Work order: Your task is to copy every entry exactly.

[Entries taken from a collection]
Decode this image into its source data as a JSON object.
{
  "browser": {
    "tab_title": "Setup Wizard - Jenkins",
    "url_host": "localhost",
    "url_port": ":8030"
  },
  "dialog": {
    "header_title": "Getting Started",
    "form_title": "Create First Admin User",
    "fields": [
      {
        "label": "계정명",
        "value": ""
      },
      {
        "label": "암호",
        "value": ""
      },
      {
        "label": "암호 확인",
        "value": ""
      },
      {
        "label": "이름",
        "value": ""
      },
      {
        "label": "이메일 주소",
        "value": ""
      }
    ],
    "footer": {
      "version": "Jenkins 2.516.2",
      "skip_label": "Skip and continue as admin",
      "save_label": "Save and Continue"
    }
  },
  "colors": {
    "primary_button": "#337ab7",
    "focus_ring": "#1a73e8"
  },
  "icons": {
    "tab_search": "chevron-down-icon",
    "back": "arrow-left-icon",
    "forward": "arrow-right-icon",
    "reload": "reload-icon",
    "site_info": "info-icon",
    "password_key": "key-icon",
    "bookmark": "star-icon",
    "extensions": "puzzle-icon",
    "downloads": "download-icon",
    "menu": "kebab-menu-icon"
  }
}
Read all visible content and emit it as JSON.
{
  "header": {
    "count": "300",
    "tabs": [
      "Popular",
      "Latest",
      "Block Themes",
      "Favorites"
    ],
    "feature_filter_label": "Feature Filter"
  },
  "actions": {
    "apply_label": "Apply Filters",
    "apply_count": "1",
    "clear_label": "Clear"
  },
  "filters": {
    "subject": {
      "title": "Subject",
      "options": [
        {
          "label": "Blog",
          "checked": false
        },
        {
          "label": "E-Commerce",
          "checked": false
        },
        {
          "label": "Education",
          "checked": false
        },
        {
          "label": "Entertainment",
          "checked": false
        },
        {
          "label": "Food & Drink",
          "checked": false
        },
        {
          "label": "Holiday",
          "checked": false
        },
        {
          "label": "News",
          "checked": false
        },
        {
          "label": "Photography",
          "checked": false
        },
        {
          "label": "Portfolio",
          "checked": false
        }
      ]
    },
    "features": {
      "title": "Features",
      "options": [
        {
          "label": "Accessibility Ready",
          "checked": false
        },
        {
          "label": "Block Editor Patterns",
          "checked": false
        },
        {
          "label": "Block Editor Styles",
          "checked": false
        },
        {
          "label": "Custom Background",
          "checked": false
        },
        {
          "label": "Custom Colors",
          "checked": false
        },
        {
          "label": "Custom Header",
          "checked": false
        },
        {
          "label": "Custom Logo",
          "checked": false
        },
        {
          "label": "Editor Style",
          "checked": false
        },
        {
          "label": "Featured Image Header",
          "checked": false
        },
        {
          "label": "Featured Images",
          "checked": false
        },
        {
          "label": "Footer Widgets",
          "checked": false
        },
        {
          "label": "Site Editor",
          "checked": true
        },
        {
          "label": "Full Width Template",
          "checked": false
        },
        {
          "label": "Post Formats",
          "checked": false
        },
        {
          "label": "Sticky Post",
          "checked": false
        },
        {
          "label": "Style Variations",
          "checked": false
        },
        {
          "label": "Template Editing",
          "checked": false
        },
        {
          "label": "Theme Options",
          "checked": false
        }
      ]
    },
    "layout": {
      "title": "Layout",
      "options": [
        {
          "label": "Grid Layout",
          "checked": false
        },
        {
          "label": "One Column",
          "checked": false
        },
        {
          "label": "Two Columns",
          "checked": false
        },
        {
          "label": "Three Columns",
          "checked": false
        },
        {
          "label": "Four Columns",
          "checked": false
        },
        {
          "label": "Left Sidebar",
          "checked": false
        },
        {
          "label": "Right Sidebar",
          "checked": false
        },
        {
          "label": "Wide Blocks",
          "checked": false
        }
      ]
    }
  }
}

Task answer:
Decode this image into its source data as a JSON object.
{
  "browser": {
    "tab_title": "Setup Wizard - Jenkins",
    "url_host": "localhost",
    "url_port": ":8030"
  },
  "dialog": {
    "header_title": "Getting Started",
    "form_title": "Create First Admin User",
    "fields": [
      {
        "label": "계정명",
        "value": ""
      },
      {
        "label": "암호",
        "value": ""
      },
      {
        "label": "암호 확인",
        "value": ""
      },
      {
        "label": "이름",
        "value": ""
      },
      {
        "label": "이메일 주소",
        "value": ""
      }
    ],
    "footer": {
      "version": "Jenkins 2.516.2",
      "skip_label": "Skip and continue as admin",
      "save_label": "Save and Continue"
    }
  },
  "colors": {
    "primary_button": "#337ab7",
    "focus_ring": "#1a73e8"
  },
  "icons": {
    "tab_search": "chevron-down-icon",
    "back": "arrow-left-icon",
    "forward": "arrow-right-icon",
    "reload": "reload-icon",
    "site_info": "info-icon",
    "password_key": "key-icon",
    "bookmark": "star-icon",
    "extensions": "puzzle-icon",
    "downloads": "download-icon",
    "menu": "kebab-menu-icon"
  }
}
Read all visible content and emit it as JSON.
{
  "header": {
    "count": "300",
    "tabs": [
      "Popular",
      "Latest",
      "Block Themes",
      "Favorites"
    ],
    "feature_filter_label": "Feature Filter"
  },
  "actions": {
    "apply_label": "Apply Filters",
    "apply_count": "1",
    "clear_label": "Clear"
  },
  "filters": {
    "subject": {
      "title": "Subject",
      "options": [
        {
          "label": "Blog",
          "checked": false
        },
        {
          "label": "E-Commerce",
          "checked": false
        },
        {
          "label": "Education",
          "checked": false
        },
        {
          "label": "Entertainment",
          "checked": false
        },
        {
          "label": "Food & Drink",
          "checked": false
        },
        {
          "label": "Holiday",
          "checked": false
        },
        {
          "label": "News",
          "checked": false
        },
        {
          "label": "Photography",
          "checked": false
        },
        {
          "label": "Portfolio",
          "checked": false
        }
      ]
    },
    "features": {
      "title": "Features",
      "options": [
        {
          "label": "Accessibility Ready",
          "checked": false
        },
        {
          "label": "Block Editor Patterns",
          "checked": false
        },
        {
          "label": "Block Editor Styles",
          "checked": false
        },
        {
          "label": "Custom Background",
          "checked": false
        },
        {
          "label": "Custom Colors",
          "checked": false
        },
        {
          "label": "Custom Header",
          "checked": false
        },
        {
          "label": "Custom Logo",
          "checked": false
        },
        {
          "label": "Editor Style",
          "checked": false
        },
        {
          "label": "Featured Image Header",
          "checked": false
        },
        {
          "label": "Featured Images",
          "checked": false
        },
        {
          "label": "Footer Widgets",
          "checked": false
        },
        {
          "label": "Site Editor",
          "checked": true
        },
        {
          "label": "Full Width Template",
          "checked": false
        },
        {
          "label": "Post Formats",
          "checked": false
        },
        {
          "label": "Sticky Post",
          "checked": false
        },
        {
          "label": "Style Variations",
          "checked": false
        },
        {
          "label": "Template Editing",
          "checked": false
        },
        {
          "label": "Theme Options",
          "checked": false
        }
      ]
    },
    "layout": {
      "title": "Layout",
      "options": [
        {
          "label": "Grid Layout",
          "checked": false
        },
        {
          "label": "One Column",
          "checked": false
        },
        {
          "label": "Two Columns",
          "checked": false
        },
        {
          "label": "Three Columns",
          "checked": false
        },
        {
          "label": "Four Columns",
          "checked": false
        },
        {
          "label": "Left Sidebar",
          "checked": false
        },
        {
          "label": "Right Sidebar",
          "checked": false
        },
        {
          "label": "Wide Blocks",
          "checked": false
        }
      ]
    }
  }
}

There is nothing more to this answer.